The anticipated knock on the door interrupts Sibley's verbal reveries and with a wide smile on his face he invites in Meals on Wheels volunteer Tom Nakayama, who is there to drop off lunch.

Sibley is one of more than 100 senior citizens in Gardena who depends on the daily meals that are delivered through the Gardena Senior Citizens Bureau’s Meals on Wheels program; a program that is desperately in need of more volunteers, Lauren Mataalii, nutrition services coordinator for the Recreation and Human Services Department, said.

“It's a dire situation because we can't run it (Meals on Wheels) with only staff,” Mataalii said.

In past years, there had been as many as 50 volunteers working for the program, which is partly funded by a grant created by the federal Area Agency on Aging Through the Older Americans Act of 1965 and partly funded by donations.

The number of volunteers has dwindled to 32, the majority of which are senior citizens themselves, with many of the volunteers only able to help once or twice a week, Mataalii said.

“We get a lot of seniors that come in here (to volunteer) because their spouses have the service or a relative or a brother or sister has had the service, and we get a lot that come in because they want to give back to the community now that they have more time on their hands being retired,” Mataalii said.

One reason the number of volunteers is dropping is that some of the older volunteers are not physically able to do the work anymore or have passed away, she said.

Volunteers deliver hot meals to participating senior citizens five days a week with added frozen meals delivered on Fridays to cover the weekends and it takes from 12 to 14 volunteers per day to make it happen.
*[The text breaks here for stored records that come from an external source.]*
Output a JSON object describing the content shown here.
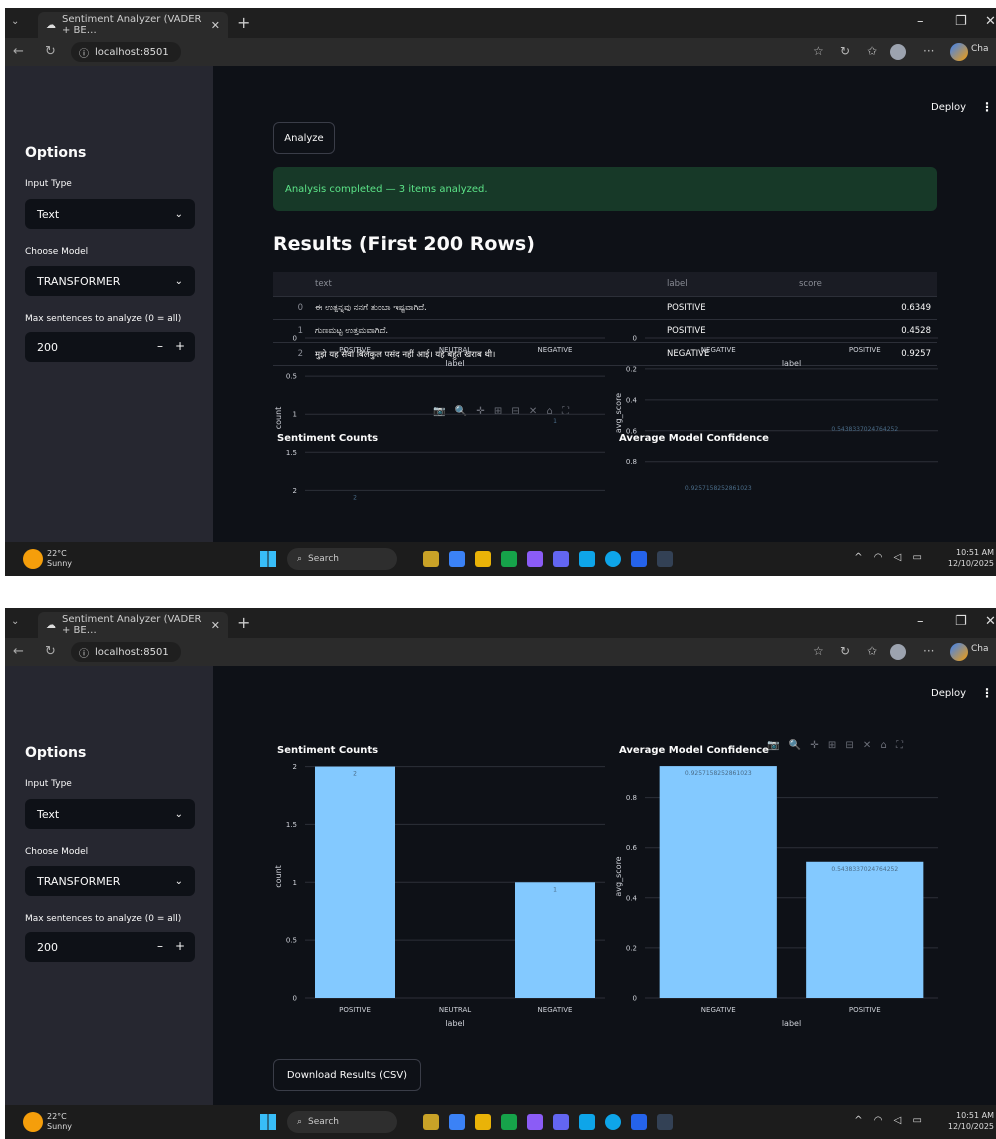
{
  "browser": {
    "tab_title": "Sentiment Analyzer (VADER + BE…",
    "url": "localhost:8501",
    "account_label": "Cha"
  },
  "app": {
    "deploy_label": "Deploy",
    "kebab": "⋮"
  },
  "sidebar": {
    "title": "Options",
    "input_type_label": "Input Type",
    "input_type_value": "Text",
    "model_label": "Choose Model",
    "model_value": "TRANSFORMER",
    "max_label": "Max sentences to analyze (0 = all)",
    "max_value": "200"
  },
  "main": {
    "analyze_label": "Analyze",
    "success_message": "Analysis completed — 3 items analyzed.",
    "results_heading": "Results (First 200 Rows)",
    "download_label": "Download Results (CSV)"
  },
  "table": {
    "columns": [
      "text",
      "label",
      "score"
    ],
    "rows": [
      {
        "index": "0",
        "text": "ಈ ಉತ್ಪನ್ನವು ನನಗೆ ತುಂಬಾ ಇಷ್ಟವಾಗಿದೆ.",
        "label": "POSITIVE",
        "score": "0.6349"
      },
      {
        "index": "1",
        "text": "ಗುಣಮಟ್ಟ ಉತ್ತಮವಾಗಿದೆ.",
        "label": "POSITIVE",
        "score": "0.4528"
      },
      {
        "index": "2",
        "text": "मुझे यह सेवा बिलकुल पसंद नहीं आई। यह बहुत खराब थी।",
        "label": "NEGATIVE",
        "score": "0.9257"
      }
    ]
  },
  "chart_data": [
    {
      "type": "bar",
      "title": "Sentiment Counts",
      "xlabel": "label",
      "ylabel": "count",
      "categories": [
        "POSITIVE",
        "NEUTRAL",
        "NEGATIVE"
      ],
      "values": [
        2,
        0,
        1
      ],
      "value_labels": [
        "2",
        "",
        "1"
      ],
      "yticks": [
        0,
        0.5,
        1,
        1.5,
        2
      ],
      "ytick_labels": [
        "0",
        "0.5",
        "1",
        "1.5",
        "2"
      ],
      "ylim": [
        0,
        2.1
      ],
      "color": "#83c9ff"
    },
    {
      "type": "bar",
      "title": "Average Model Confidence",
      "xlabel": "label",
      "ylabel": "avg_score",
      "categories": [
        "NEGATIVE",
        "POSITIVE"
      ],
      "values": [
        0.9257158252861023,
        0.5438337024764252
      ],
      "value_labels": [
        "0.9257158252861023",
        "0.5438337024764252"
      ],
      "yticks": [
        0,
        0.2,
        0.4,
        0.6,
        0.8
      ],
      "ytick_labels": [
        "0",
        "0.2",
        "0.4",
        "0.6",
        "0.8"
      ],
      "ylim": [
        0,
        0.97
      ],
      "color": "#83c9ff"
    }
  ],
  "taskbar": {
    "temp": "22°C",
    "condition": "Sunny",
    "search_label": "Search",
    "time": "10:51 AM",
    "date": "12/10/2025"
  }
}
“We're one of the few agencies in the area that still serves a hot meal,” Mataalii said. “Most agencies have gone to frozen meals, so they'll serve a weeks worth of frozen meals and it's just not as nice or as comforting as a hot meal.”

To qualify to receive meals a person must be older than 60, not have family or friends able to provide meals to them every day, and live within the Gardena service area covered by Meals on Wheels' five routes.

For some meal recipients – like Sibley, who doesn't have any family left to come visit him and who spends much of his time alone – the Meals on Wheels volunteers provide more than just a hot lunch.

“They bring it (the meal) right in here and set it on the table and talk to me for five or ten minutes then take off and go back,” Sibley said. “It really makes it good because they’re interested in what I do and I'm interested in what they do, and what’s going on and all that kind of stuff, so it really helps me out a lot.”

Craig Sanada, a retired teacher who has been a volunteer driver for Meals on Wheels for five years, said that his time with the program has been well spent.

“I love (volunteering),” Sanada said. “I don't even consider this work. I enjoy every minute of it.”

He agreed with Mataalii that the program needed more volunteers to help keep its head above water.

“We're short on help and even two hours once a week would be really appreciated because the staff works very hard and we're hard pressed at times to satisfy the needs of our clients,” he said.

A driver and an assistant are needed for each of the five daily routes covered by the program, as well as several extra volunteers to help pack the food, which is prepared by the Gardena-based catering service, Tender Loving Care, Mataalii said.

Volunteers can work as many days a week as they choose and there is no long term commitment required. The time commitment per day is between one-and-a-half to two hours.

Anyone wishing to volunteer can contact the office of the Senior Citizens Bureau, located at the Nakaoka Community Center, by calling 310-217-9552.